Debian 7.6 was released this weekend as the latest "Wheezy" release to mainly address security problems and other important bug fixes.
A half-decade ago the Debian project switched from GLIBC to EGLIBC as their standard C library. Debian is now reverting course and switching back to GLIBC.
As some good news for Debian users running a Radeon HD 7000 series or newer graphics card where the GLAMOR 2D acceleration support is required, GLAMOR support has been enabled within the Debian experimental repository.
Debian developers have announced today that Debian 6 will be maintained as a long-term support (LTS) state until February of 2016.
GCC 4.9, which was officially released in late April, brings many improvements to the de facto standard Linux compiler stack. Debian and Ubuntu developers are now working on landing this annually-updated compiler stack for their Linux distributions.
For five years the wattOS Linux distribution has been around as being an energy-efficient distribution powered at its core by Ubuntu, but with their new release they have shifted to being powered by Debian.
Based upon the timing of kernel releases and requirements for hardware support, it looks like Debian 8.0 "Jessie" will ship with the Linux 3.16 kernel but it might end up being Linux 3.17.
Debian has removed their SPARC CPU architecture support from Debian 8.0 "Jessie" testing and it might also be removed from Debian unstable as well.
The fifth update to Debian 7 "Wheezy" is now available.
Regular security support for Debian 6.0 "Squeeze" was set to end after next month, but now the Debian developers have decided to provide security support for this 2011 Debian Linux release until February 2016 -- marking five years since the original Debian 6.0 release.
The Debian Project Leader elections are over for the year.
Debian developers announced this week version 1.0 of APT, their Advanced Packaging Tool, on the day that the packaging project turned sixteen years old.
With the first alpha release yesterday of the Debian 8.0 installer back when I was briefly in the office, I decided to try out the updated installer and packages for this next Debian release that's under the Jessie codename.
Today's been a very exciting open-source Linux news day and there's still a lot more to share. The latest surprising news today is the availability of the first alpha installer release for Debian 8.0 Jessie.
Since the Debian technical committee decided they will use systemd over Upstart, the latest vote on their agenda was over init system coupling and how Debian developers maintaining packages should deal with different init systems or what guidance the technical committee should send to these package maintainers.
A Debian port is now available for OpenRISC.
When FFmpeg was forked into Libav, Debian ended up taking the route of packaging and shipping Libav in place of FFmpeg.
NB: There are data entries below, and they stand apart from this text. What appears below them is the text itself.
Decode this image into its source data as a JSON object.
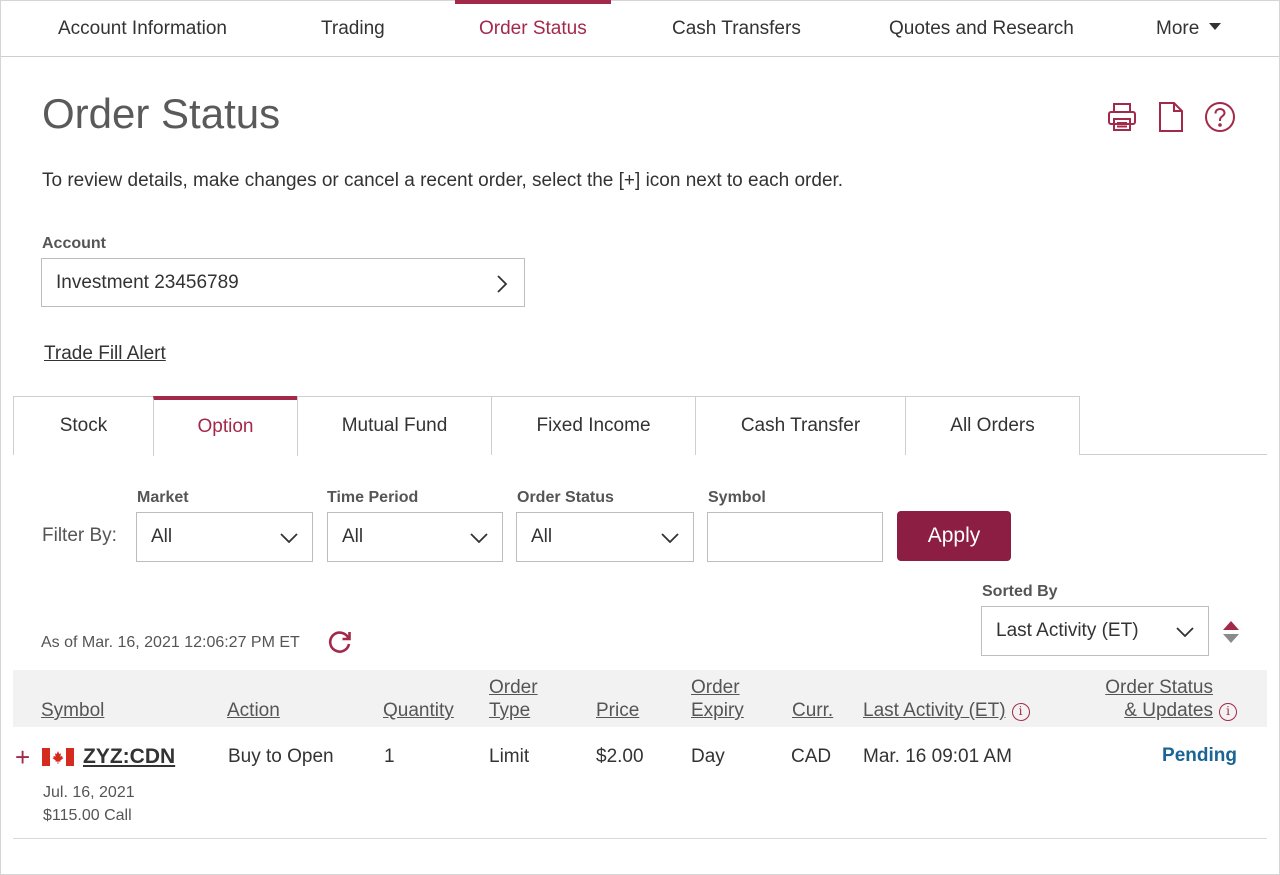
{
  "nav": {
    "items": [
      {
        "label": "Account Information"
      },
      {
        "label": "Trading"
      },
      {
        "label": "Order Status"
      },
      {
        "label": "Cash Transfers"
      },
      {
        "label": "Quotes and Research"
      },
      {
        "label": "More"
      }
    ],
    "active": "Order Status"
  },
  "page": {
    "title": "Order Status",
    "description": "To review details, make changes or cancel a recent order, select the [+] icon next to each order.",
    "icons": [
      "print-icon",
      "document-icon",
      "help-icon"
    ]
  },
  "account": {
    "label": "Account",
    "value": "Investment 23456789"
  },
  "trade_fill_alert": "Trade Fill Alert",
  "tabs": {
    "items": [
      {
        "label": "Stock"
      },
      {
        "label": "Option"
      },
      {
        "label": "Mutual Fund"
      },
      {
        "label": "Fixed Income"
      },
      {
        "label": "Cash Transfer"
      },
      {
        "label": "All Orders"
      }
    ],
    "active": "Option"
  },
  "filters": {
    "filter_by": "Filter By:",
    "market": {
      "label": "Market",
      "value": "All"
    },
    "time_period": {
      "label": "Time Period",
      "value": "All"
    },
    "order_status": {
      "label": "Order Status",
      "value": "All"
    },
    "symbol": {
      "label": "Symbol",
      "value": ""
    },
    "apply": "Apply"
  },
  "sorting": {
    "label": "Sorted By",
    "value": "Last Activity (ET)"
  },
  "as_of": "As of Mar. 16, 2021 12:06:27 PM ET",
  "table": {
    "headers": {
      "symbol": "Symbol",
      "action": "Action",
      "quantity": "Quantity",
      "order_type_1": "Order",
      "order_type_2": "Type",
      "price": "Price",
      "order_expiry_1": "Order",
      "order_expiry_2": "Expiry",
      "curr": "Curr.",
      "last_activity": "Last Activity (ET)",
      "status_1": "Order Status",
      "status_2": "& Updates"
    },
    "rows": [
      {
        "symbol": "ZYZ:CDN",
        "expiry_date": "Jul. 16, 2021",
        "strike": "$115.00 Call",
        "action": "Buy to Open",
        "quantity": "1",
        "order_type": "Limit",
        "price": "$2.00",
        "order_expiry": "Day",
        "currency": "CAD",
        "last_activity": "Mar. 16 09:01 AM",
        "status": "Pending"
      }
    ]
  },
  "colors": {
    "accent": "#a3294a",
    "apply_bg": "#8c1d43",
    "pending": "#1a6496"
  }
}
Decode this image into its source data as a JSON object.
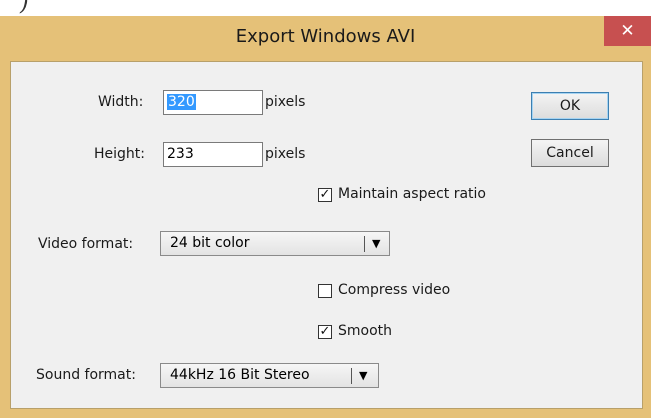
{
  "window": {
    "title": "Export Windows AVI",
    "close_glyph": "✕",
    "frame_color": "#e5c178",
    "close_color": "#c75050"
  },
  "background_fragment": ")",
  "fields": {
    "width_label": "Width:",
    "width_value": "320",
    "width_unit": "pixels",
    "height_label": "Height:",
    "height_value": "233",
    "height_unit": "pixels"
  },
  "buttons": {
    "ok": "OK",
    "cancel": "Cancel"
  },
  "checkboxes": {
    "maintain_aspect_label": "Maintain aspect ratio",
    "maintain_aspect_checked": true,
    "compress_video_label": "Compress video",
    "compress_video_checked": false,
    "smooth_label": "Smooth",
    "smooth_checked": true,
    "check_glyph": "✓"
  },
  "video_format": {
    "label": "Video format:",
    "value": "24 bit color",
    "icon": "chevron-down-icon"
  },
  "sound_format": {
    "label": "Sound format:",
    "value": "44kHz 16 Bit Stereo",
    "icon": "chevron-down-icon"
  }
}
However, there's many people that prefer FFmpeg to Libav with FFmpeg's continued progress, and now this multimedia project may be on its way to finding itself in the Debian archive once again.
The Mempo Project is still aiming to provide the "most secure and yet comfortable out-of-the-box Desktop and Server" operating system powered by Debian.
Debian's technical committee have moved onto voting over the operating system's default init system to now voting whether they should issue any guidance concerning the coupling of packages for specific init systems(s).
The next Debian release, 8.0, is codenamed Jessie, but succeeding that will be Debian 9.0 "Zurg" in a few years time.
The latest Debian Wheezy point release is now available, Debian 7.4, that pulls in various stable updates.
While it was clear that systemd overtook Upstart in this weekend's Debian init system voting by the Debian technical committee, some fits are still being had over the results. Some committee members are now calling for resignations.
While an official announcement has yet to be issued by the Debian technical committee, yesterday's Debian init system vote started by Bdale Garbee has come out in favor of systemd.
The Debian technical committee has started a new voting process as they try to determine the default init system going forward for the free software project, largely deciding between systemd and Upstart. The voting process has ultimately failed multiple times before, but there's renewed hope this vote will count.
The latest round of voting by the Debian technical committee is now complete on deciding the future default init system of the open-source operating system.
Debian's technical committee is back to having another vote on what should be the default init system for the operating system going forward.
The Debian init system debate by Debian technical committee members that is largely a fight between systemd and Upstart remains unresolved.
After last week having an update on the current init system debate within Debian -- largely between systemd and Upstart -- and a major music company coming out in favor of systemd, the init system for Debian Jessie may now be taken to a vote.
Yesterday on Phoronix I mentioned Debian looked to be leaning in favor of using systemd over Upstart for its default init system given the latest comments by the technical committee members. The latest support for systemd in Debian comes from a streaming music company that's a major user of Debian GNU/Linux.
While no official decision has been reached yet, it looks like Debian's technical committee may be leaning in favor of using systemd as the default init system over Upstart or other alternatives.
175 Debian news articles published on Phoronix.